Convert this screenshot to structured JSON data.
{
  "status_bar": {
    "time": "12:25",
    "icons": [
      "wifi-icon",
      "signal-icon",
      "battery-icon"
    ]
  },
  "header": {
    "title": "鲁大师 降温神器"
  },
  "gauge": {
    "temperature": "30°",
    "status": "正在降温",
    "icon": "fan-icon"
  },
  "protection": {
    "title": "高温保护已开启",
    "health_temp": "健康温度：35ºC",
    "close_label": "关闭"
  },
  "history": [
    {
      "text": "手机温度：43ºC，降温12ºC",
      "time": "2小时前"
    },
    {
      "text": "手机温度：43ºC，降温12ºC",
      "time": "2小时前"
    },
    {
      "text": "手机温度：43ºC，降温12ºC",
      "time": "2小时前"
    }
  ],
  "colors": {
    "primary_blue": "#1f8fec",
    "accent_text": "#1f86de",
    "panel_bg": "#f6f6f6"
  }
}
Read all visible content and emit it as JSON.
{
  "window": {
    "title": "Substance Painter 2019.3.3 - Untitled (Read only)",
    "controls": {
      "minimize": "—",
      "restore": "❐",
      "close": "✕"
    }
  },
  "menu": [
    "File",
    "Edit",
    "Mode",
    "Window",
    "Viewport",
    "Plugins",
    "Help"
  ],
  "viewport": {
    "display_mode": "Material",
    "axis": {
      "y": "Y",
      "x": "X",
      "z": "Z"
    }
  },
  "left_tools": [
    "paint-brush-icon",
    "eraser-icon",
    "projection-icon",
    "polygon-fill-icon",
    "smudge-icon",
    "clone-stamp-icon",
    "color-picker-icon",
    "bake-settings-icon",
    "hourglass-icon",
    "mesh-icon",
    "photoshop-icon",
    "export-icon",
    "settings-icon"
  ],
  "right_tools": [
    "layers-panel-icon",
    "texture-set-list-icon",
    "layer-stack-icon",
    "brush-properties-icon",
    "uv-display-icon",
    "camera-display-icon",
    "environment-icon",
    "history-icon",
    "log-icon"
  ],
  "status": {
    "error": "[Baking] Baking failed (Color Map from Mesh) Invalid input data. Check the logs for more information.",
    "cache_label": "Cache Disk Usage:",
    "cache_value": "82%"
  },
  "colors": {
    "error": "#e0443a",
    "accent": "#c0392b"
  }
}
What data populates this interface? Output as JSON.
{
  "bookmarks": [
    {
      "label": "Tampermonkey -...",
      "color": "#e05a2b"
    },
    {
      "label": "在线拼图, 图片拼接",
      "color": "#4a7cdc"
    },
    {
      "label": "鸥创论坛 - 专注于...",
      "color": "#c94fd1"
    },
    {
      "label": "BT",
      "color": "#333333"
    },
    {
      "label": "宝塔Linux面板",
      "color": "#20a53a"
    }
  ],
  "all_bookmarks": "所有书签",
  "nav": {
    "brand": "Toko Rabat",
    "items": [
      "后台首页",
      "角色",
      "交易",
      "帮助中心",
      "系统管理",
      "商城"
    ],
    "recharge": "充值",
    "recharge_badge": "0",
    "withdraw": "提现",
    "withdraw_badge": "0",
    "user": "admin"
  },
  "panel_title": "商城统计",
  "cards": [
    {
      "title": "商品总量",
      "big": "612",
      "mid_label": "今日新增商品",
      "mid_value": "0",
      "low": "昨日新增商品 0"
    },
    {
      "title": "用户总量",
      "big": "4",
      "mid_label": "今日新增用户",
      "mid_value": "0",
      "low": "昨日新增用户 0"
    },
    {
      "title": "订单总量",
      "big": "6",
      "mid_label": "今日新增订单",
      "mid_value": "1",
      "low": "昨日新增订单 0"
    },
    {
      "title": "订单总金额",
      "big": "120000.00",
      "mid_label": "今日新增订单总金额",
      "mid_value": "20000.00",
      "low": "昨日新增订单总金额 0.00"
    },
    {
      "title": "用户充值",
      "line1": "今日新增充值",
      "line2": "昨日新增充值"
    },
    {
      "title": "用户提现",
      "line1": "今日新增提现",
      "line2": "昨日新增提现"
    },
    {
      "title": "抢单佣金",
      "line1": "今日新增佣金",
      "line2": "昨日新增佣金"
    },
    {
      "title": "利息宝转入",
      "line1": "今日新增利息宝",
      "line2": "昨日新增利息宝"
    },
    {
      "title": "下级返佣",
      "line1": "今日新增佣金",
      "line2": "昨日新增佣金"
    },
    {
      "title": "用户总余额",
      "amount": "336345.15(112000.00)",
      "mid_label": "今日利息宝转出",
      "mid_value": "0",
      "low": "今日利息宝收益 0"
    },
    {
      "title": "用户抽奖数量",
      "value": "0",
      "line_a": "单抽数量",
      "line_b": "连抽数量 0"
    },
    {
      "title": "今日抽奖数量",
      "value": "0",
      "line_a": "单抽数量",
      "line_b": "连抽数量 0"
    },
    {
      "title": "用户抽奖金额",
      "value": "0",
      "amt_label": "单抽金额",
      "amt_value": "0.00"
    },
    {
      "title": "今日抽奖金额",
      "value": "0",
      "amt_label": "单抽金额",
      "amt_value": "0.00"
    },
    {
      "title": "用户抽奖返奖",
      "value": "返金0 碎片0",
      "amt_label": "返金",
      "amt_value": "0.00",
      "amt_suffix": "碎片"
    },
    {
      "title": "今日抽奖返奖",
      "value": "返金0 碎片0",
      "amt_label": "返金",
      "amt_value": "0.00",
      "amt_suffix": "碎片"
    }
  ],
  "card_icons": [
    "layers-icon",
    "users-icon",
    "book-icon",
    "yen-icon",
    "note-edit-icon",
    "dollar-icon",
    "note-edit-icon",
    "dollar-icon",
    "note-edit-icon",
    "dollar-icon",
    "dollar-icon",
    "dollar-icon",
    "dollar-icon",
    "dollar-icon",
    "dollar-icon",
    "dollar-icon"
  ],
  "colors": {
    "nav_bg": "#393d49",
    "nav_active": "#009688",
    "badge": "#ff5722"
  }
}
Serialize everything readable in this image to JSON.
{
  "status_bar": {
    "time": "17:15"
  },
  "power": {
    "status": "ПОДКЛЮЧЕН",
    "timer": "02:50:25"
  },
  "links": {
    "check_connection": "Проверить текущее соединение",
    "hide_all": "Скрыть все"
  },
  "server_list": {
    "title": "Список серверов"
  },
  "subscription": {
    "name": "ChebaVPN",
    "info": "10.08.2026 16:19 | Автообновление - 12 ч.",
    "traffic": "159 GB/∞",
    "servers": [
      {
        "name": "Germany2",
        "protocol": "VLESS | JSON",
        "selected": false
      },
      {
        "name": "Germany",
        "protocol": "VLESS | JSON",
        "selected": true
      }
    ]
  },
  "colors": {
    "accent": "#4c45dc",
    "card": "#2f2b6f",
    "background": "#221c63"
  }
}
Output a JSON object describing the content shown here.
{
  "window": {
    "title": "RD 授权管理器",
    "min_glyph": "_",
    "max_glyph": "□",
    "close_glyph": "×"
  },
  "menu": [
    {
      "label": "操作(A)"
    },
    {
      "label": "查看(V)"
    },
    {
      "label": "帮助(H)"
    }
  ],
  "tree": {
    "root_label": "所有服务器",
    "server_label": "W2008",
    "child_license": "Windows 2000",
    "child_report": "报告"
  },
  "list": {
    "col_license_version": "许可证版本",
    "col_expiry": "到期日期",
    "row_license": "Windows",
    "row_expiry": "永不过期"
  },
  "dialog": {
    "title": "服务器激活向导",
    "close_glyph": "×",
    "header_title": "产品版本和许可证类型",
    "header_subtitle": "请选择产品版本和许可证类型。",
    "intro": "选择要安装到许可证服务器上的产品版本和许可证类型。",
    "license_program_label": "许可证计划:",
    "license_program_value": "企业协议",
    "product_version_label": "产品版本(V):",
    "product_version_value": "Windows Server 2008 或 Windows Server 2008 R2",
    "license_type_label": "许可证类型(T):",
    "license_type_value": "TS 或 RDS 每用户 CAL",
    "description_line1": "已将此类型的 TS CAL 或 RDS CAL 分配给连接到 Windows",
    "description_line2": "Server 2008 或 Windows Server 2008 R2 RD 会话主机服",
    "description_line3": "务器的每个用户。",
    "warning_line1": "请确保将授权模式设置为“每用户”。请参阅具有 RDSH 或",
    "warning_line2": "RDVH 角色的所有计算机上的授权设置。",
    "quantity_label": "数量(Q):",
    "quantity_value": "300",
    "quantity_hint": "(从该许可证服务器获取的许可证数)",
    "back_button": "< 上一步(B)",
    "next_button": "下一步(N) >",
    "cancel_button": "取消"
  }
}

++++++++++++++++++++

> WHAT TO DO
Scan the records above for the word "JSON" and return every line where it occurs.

> RESPONSE AREA
Convert this screenshot to structured JSON data.
Read all visible content and emit it as JSON.
What data populates this interface? Output as JSON.
Serialize everything readable in this image to JSON.
        "protocol": "VLESS | JSON",
        "protocol": "VLESS | JSON",
Output a JSON object describing the content shown here.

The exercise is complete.